(Beginning of Entries shown)

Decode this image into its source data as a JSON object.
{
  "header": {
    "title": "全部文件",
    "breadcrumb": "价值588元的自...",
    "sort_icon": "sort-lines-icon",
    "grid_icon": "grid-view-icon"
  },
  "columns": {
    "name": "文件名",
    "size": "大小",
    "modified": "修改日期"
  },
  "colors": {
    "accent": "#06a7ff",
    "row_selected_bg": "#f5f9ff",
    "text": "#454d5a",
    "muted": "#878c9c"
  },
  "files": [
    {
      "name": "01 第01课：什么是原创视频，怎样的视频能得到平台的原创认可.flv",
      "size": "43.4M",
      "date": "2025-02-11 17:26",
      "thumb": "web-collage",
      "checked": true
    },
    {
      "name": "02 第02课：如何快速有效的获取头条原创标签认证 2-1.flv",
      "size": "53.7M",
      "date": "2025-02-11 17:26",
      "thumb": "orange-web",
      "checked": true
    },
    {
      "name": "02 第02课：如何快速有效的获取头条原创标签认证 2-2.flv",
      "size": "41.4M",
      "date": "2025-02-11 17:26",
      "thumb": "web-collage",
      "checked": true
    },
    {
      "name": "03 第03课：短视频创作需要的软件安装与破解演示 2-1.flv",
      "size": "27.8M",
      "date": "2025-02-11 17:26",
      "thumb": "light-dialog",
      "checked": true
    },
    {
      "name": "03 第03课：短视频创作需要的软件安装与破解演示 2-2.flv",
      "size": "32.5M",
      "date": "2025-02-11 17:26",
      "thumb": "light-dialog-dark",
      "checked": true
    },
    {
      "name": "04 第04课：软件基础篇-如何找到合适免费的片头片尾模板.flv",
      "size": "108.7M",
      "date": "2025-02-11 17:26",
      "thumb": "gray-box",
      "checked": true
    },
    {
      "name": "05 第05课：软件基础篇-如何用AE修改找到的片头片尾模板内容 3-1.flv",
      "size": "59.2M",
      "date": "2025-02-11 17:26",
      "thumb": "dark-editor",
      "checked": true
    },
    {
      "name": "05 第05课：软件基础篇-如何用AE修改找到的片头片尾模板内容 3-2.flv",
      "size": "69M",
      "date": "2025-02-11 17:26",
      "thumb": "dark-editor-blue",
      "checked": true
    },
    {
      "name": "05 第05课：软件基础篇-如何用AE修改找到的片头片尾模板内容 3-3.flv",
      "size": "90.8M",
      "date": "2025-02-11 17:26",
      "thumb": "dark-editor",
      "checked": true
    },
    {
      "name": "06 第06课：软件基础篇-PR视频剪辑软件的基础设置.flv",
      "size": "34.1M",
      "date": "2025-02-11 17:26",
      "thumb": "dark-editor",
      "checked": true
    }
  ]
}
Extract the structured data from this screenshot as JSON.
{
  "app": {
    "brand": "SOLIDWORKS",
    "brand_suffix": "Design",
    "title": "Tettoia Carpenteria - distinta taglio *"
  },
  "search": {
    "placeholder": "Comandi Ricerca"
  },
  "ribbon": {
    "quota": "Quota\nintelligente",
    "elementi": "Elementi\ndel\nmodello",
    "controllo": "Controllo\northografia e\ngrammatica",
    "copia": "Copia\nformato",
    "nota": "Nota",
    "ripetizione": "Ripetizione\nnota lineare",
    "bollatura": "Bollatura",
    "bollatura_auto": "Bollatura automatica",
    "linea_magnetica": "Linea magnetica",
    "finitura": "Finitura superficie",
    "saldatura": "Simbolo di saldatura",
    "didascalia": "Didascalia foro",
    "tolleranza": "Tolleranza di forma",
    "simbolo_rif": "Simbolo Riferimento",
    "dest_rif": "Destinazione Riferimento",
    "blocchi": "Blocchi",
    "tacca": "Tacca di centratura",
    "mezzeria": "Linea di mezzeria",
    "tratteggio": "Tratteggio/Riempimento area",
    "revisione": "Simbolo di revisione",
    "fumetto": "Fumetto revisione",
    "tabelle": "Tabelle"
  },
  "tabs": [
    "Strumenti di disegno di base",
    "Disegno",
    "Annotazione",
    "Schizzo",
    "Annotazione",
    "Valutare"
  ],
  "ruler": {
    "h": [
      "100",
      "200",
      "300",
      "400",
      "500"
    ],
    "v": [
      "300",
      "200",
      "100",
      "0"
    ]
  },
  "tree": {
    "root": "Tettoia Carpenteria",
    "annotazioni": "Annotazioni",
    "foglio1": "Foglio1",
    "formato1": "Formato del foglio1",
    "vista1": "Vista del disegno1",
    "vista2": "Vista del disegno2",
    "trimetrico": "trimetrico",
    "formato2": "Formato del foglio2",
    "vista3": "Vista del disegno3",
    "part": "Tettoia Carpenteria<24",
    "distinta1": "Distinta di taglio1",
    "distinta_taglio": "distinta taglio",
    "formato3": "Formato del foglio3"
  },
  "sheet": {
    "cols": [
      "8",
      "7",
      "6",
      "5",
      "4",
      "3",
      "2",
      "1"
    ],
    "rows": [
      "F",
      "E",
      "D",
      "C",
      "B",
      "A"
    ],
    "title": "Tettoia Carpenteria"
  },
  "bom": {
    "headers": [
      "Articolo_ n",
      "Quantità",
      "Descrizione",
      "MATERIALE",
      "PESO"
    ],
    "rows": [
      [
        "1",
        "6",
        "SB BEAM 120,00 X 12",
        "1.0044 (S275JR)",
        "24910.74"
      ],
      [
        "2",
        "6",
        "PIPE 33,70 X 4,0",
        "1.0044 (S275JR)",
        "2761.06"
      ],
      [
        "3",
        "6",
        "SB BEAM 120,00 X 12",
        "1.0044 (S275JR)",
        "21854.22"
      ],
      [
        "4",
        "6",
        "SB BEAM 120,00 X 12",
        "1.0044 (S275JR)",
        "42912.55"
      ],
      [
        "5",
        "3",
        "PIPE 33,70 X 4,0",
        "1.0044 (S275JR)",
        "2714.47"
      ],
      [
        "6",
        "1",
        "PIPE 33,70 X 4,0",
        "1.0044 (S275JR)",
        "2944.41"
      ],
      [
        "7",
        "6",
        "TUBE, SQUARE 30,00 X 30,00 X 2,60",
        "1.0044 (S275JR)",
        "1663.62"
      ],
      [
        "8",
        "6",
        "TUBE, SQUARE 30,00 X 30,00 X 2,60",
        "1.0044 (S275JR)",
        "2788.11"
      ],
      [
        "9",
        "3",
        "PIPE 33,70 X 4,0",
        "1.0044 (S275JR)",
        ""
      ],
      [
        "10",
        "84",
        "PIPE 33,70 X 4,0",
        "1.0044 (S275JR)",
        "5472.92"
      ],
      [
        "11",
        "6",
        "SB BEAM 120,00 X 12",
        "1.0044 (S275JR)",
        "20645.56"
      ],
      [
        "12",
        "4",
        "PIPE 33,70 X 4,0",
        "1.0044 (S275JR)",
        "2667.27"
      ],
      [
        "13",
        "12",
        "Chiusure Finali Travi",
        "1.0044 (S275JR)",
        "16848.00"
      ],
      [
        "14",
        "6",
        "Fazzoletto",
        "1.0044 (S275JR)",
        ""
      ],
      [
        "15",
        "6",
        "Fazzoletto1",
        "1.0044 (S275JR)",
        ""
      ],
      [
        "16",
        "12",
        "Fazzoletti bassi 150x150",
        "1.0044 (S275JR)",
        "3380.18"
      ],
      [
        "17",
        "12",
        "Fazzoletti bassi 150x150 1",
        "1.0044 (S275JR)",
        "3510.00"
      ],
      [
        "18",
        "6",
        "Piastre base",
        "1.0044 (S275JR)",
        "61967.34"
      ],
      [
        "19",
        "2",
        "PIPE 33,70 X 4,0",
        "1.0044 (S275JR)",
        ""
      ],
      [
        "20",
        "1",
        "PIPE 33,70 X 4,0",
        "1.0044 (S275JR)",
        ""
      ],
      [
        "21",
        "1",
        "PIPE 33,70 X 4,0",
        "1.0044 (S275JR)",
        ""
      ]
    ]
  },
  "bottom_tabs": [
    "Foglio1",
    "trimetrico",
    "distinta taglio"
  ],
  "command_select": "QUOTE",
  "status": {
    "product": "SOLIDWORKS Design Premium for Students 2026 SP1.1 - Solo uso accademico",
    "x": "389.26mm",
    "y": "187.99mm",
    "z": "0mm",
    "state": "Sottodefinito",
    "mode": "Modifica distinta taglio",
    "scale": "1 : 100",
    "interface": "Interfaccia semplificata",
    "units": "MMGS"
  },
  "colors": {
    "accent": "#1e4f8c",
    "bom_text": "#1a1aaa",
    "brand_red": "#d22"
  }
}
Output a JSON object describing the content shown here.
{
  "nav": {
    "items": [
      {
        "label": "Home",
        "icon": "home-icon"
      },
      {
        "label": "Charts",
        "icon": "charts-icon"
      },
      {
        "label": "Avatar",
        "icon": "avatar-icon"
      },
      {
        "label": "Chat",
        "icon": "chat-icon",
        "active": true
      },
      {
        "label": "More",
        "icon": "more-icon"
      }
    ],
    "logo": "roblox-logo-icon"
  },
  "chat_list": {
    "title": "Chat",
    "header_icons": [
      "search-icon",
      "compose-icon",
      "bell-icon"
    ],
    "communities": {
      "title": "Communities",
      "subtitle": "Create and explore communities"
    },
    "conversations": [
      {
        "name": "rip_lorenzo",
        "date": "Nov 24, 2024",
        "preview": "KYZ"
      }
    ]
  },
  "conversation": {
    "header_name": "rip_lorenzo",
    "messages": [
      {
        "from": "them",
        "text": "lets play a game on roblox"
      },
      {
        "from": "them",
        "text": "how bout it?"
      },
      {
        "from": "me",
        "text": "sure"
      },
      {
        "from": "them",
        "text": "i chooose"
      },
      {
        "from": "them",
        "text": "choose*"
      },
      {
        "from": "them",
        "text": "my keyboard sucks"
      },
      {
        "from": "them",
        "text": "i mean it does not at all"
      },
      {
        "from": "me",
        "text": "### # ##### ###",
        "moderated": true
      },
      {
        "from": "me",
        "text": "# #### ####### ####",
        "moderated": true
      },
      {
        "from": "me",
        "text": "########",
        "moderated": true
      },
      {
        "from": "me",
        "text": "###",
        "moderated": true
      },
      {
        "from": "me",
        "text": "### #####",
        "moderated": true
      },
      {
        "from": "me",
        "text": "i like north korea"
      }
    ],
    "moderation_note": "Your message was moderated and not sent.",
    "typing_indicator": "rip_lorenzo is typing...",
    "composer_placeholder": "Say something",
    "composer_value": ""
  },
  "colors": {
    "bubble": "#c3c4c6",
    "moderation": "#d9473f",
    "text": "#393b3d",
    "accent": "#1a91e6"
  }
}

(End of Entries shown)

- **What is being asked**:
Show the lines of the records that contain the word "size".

- **Response to the exercise**:
    "size": "大小",
      "size": "43.4M",
      "size": "53.7M",
      "size": "41.4M",
      "size": "27.8M",
      "size": "32.5M",
      "size": "108.7M",
      "size": "59.2M",
      "size": "69M",
      "size": "90.8M",
      "size": "34.1M",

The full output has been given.